Our venue, the SLS Hotel, was designed by Philippe Starck — so it’s dripping with style at every turn, which makes things easier for us, as it requires little to no decor efforts on our part. Only some flowers to dress up the ceremony space, maybe a backdrop at the altar, and that’s about it. Easy peasy lemon squeezy. The months and days leading up to Wedding No. 1 were a marathon of last-second design, shopping, organizing, and panic. This time will definitely be a much smoother ride.

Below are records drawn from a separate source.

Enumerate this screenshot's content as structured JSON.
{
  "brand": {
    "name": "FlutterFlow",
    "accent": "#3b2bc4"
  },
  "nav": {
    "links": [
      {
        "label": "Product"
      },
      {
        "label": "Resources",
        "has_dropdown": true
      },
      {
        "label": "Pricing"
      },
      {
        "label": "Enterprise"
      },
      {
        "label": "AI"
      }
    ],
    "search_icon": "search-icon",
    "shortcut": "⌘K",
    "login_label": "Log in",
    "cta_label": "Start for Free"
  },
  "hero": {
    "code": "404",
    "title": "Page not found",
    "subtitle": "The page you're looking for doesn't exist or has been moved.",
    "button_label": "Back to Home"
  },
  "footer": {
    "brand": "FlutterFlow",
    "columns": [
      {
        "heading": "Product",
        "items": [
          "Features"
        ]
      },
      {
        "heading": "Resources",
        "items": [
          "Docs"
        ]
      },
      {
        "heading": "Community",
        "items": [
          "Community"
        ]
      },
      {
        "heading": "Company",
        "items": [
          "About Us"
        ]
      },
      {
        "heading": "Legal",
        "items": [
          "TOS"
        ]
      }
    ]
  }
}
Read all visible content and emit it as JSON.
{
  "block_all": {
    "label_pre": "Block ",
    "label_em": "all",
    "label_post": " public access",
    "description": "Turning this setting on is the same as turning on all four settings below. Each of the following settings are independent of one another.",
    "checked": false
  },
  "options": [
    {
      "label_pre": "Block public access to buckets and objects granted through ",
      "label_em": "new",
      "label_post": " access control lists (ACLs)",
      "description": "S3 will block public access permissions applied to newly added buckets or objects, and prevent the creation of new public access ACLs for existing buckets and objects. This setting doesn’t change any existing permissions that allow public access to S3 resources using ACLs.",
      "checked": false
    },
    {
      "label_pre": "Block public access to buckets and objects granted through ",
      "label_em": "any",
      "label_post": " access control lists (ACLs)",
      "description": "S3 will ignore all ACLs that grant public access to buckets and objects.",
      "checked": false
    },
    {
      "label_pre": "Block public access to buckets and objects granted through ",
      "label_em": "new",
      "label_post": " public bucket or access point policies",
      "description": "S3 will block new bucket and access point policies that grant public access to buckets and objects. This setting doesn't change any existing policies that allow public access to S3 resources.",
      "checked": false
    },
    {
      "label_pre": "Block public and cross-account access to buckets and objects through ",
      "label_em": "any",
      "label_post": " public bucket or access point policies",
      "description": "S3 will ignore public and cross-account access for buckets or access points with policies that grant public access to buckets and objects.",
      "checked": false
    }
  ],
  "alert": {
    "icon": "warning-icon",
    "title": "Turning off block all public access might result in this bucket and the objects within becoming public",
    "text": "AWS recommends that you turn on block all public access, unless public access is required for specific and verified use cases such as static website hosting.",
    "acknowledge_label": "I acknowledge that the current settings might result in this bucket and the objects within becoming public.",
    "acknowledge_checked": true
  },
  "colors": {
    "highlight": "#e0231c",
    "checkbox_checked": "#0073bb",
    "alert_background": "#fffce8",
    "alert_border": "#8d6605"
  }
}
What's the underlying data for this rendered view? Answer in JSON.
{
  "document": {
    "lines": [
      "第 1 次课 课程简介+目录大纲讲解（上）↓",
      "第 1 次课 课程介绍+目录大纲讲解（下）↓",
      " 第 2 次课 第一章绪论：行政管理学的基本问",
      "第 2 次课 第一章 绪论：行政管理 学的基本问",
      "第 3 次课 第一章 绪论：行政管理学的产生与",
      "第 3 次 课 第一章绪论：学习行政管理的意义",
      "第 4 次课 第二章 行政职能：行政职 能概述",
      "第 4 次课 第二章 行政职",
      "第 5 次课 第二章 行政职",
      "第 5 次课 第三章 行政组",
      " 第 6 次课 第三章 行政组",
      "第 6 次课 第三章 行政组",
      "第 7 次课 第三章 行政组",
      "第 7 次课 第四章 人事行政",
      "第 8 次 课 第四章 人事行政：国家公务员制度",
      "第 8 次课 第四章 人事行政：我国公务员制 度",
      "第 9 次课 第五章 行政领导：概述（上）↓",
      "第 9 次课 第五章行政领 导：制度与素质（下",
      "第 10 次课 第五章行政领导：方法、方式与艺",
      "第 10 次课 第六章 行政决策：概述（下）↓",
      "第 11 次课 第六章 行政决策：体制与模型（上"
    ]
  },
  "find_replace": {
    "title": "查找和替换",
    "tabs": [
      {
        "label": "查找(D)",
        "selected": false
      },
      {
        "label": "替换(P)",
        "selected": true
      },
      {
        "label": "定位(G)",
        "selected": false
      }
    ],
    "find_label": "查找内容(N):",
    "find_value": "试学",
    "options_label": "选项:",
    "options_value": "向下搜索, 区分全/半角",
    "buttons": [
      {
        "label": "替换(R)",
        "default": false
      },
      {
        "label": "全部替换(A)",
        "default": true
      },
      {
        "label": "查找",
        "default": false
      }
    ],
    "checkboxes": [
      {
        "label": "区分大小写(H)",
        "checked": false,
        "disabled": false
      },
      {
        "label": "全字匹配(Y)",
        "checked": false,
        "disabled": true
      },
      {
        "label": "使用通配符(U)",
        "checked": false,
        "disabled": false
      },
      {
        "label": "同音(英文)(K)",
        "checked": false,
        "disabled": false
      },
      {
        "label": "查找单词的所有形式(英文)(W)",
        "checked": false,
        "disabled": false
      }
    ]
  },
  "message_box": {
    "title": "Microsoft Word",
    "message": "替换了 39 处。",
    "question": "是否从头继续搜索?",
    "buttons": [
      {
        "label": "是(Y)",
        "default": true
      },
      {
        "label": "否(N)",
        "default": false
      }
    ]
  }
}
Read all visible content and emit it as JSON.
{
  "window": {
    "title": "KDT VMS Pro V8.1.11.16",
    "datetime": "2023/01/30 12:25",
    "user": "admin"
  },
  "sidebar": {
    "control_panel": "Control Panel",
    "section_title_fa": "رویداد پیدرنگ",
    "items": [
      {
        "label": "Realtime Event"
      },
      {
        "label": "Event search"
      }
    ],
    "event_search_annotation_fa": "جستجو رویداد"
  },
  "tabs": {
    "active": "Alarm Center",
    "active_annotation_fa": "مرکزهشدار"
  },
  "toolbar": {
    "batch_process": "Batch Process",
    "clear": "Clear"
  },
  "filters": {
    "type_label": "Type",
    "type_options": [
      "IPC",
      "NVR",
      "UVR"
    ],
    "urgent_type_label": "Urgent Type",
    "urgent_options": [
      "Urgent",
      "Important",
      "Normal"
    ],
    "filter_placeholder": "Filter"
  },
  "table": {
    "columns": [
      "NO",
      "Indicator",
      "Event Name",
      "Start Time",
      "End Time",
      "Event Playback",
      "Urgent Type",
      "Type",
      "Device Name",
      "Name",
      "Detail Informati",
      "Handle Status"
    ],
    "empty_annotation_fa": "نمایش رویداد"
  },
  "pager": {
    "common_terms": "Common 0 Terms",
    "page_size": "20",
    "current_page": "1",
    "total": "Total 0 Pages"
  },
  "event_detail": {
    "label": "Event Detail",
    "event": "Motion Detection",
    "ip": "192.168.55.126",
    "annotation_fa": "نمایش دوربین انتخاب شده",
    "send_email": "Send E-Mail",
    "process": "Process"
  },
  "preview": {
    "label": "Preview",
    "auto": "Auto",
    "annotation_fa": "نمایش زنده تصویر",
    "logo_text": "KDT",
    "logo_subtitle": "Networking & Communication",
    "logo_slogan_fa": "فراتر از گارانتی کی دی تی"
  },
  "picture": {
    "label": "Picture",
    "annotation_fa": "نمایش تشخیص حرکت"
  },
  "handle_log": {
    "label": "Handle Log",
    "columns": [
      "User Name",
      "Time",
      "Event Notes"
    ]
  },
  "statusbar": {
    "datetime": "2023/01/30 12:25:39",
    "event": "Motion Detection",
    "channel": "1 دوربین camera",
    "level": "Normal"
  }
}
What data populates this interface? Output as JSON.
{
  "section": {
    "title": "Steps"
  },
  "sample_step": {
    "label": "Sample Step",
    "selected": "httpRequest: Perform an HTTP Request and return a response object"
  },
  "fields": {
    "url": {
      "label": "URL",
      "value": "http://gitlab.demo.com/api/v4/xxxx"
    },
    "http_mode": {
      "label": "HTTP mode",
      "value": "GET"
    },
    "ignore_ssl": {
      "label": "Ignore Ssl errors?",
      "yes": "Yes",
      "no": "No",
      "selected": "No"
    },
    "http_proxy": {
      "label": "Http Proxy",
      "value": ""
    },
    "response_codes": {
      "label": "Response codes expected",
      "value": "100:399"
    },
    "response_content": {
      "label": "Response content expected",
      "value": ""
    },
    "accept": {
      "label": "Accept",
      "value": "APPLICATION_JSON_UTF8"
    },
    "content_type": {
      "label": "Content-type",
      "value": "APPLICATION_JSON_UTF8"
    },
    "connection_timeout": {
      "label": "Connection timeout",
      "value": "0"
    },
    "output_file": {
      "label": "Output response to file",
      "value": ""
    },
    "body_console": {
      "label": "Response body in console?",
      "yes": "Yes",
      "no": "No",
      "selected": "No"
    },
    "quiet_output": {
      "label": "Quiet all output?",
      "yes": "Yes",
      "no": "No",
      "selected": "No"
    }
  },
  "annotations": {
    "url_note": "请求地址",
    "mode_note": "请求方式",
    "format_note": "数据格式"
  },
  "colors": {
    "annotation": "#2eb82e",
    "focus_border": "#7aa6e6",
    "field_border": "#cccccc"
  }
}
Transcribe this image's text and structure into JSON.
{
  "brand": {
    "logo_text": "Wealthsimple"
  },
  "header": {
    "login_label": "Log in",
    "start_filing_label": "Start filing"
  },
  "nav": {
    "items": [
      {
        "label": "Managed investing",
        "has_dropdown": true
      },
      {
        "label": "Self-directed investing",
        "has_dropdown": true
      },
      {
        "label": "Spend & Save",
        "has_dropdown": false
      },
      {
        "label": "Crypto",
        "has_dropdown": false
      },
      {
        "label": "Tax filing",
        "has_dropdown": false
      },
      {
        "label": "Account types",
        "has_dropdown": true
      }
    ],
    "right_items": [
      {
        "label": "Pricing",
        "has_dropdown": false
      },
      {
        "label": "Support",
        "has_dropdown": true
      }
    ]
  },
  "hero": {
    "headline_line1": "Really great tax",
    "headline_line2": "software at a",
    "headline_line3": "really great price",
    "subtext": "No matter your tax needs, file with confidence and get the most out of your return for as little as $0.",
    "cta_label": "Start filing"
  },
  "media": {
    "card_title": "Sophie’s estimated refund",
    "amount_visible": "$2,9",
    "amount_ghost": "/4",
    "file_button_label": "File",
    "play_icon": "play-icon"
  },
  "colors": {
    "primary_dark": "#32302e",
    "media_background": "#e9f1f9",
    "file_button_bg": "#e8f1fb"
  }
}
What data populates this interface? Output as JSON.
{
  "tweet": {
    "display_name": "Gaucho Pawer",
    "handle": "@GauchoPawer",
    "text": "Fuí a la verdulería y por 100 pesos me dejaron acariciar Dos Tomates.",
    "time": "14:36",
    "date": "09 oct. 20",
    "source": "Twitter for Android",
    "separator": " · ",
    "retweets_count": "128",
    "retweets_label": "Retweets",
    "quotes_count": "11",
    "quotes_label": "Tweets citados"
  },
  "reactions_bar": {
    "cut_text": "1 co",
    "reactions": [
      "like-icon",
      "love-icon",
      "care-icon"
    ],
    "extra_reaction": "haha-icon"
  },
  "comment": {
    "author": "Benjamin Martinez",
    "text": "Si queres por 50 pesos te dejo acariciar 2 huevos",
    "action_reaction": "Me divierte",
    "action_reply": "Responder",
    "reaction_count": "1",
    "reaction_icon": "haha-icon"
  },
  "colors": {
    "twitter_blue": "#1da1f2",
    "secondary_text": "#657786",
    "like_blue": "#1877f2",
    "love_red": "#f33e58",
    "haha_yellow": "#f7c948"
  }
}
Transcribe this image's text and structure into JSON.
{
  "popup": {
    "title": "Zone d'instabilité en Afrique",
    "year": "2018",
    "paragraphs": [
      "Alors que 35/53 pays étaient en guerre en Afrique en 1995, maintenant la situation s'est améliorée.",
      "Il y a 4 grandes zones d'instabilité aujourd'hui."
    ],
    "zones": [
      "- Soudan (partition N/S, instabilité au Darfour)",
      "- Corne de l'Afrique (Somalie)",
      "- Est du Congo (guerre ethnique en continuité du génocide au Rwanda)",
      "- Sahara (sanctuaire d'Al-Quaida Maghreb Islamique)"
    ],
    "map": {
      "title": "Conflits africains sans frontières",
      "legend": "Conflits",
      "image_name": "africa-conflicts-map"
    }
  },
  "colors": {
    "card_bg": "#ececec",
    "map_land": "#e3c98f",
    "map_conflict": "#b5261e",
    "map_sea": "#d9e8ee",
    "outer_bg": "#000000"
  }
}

Having had nearly two years to plan the first wedding, I was free to go down just about every twisty rabbit hole of possibilities, details, possibilities, hacks and DIY project around. And believe me, I considered them all. It was great, because we had more time to save money and find the thriftiest deals … but it was definitely dangerous in terms of becoming overwhelmed by options. This time, we’re less concerned with every little detail — partly due to time constraints and partly because of a fundamental shift in my priorities. It’s allowed a much more wabi-sabi or zen-like approach to the process — allowing for a few choice design elements, but letting the venue and food make more lasting an impression than highly-customized, tiny details ever could.
And the SLS has been a very meaningful location in our relationship — home to some of our most sentimental, romantic memories. From our second date, on which he told me I was the one for him; to the time we took my sister there a month later and he made a big romantic speech, declaring that he planned to “marry the shit outta me” and leaving us both in sappy, happy tears; to celebrating the release of my book with our parents; Valentine’s Day; and our 1-year anniversary … and on and on. All of these memories happened at The Bazaar, and thus it is the perfect place to make our lifelong vows.
Another reason a smaller wedding was the right choice for us is because it freed up our budget to make the honeymoon large and in charge! We’re hoping to have kids as soon as possible after we’re married, so we’re viewing the honeymoon as our “last blast” before kids. We’re spending seven nights in Paris and 16 nights in Seoul — traveling around the world in pursuit of romance and some of the best food in the world!
From here …
Having been through planning a wedding once before has afforded me the luxuries of knowing what really matters and what doesn’t. What details are worth the expense and trouble, and which one’s we’d never miss. I certainly don’t advocate divorce … but having the hindsight in this case has really worked in my favor. And I’m not gonna lie, it feels right that this wedding is so very different than the first. It frees me of any complicated feelings I have about how I got where I am, and allows me to experience my re-bridalization as something completely new, fresh and unlike anything I’ve done before. Most importantly, it gives Paul and me a platform on which to build our future that is distinctly us, and for that, I am entirely grateful.
Let the final countdown begin!!!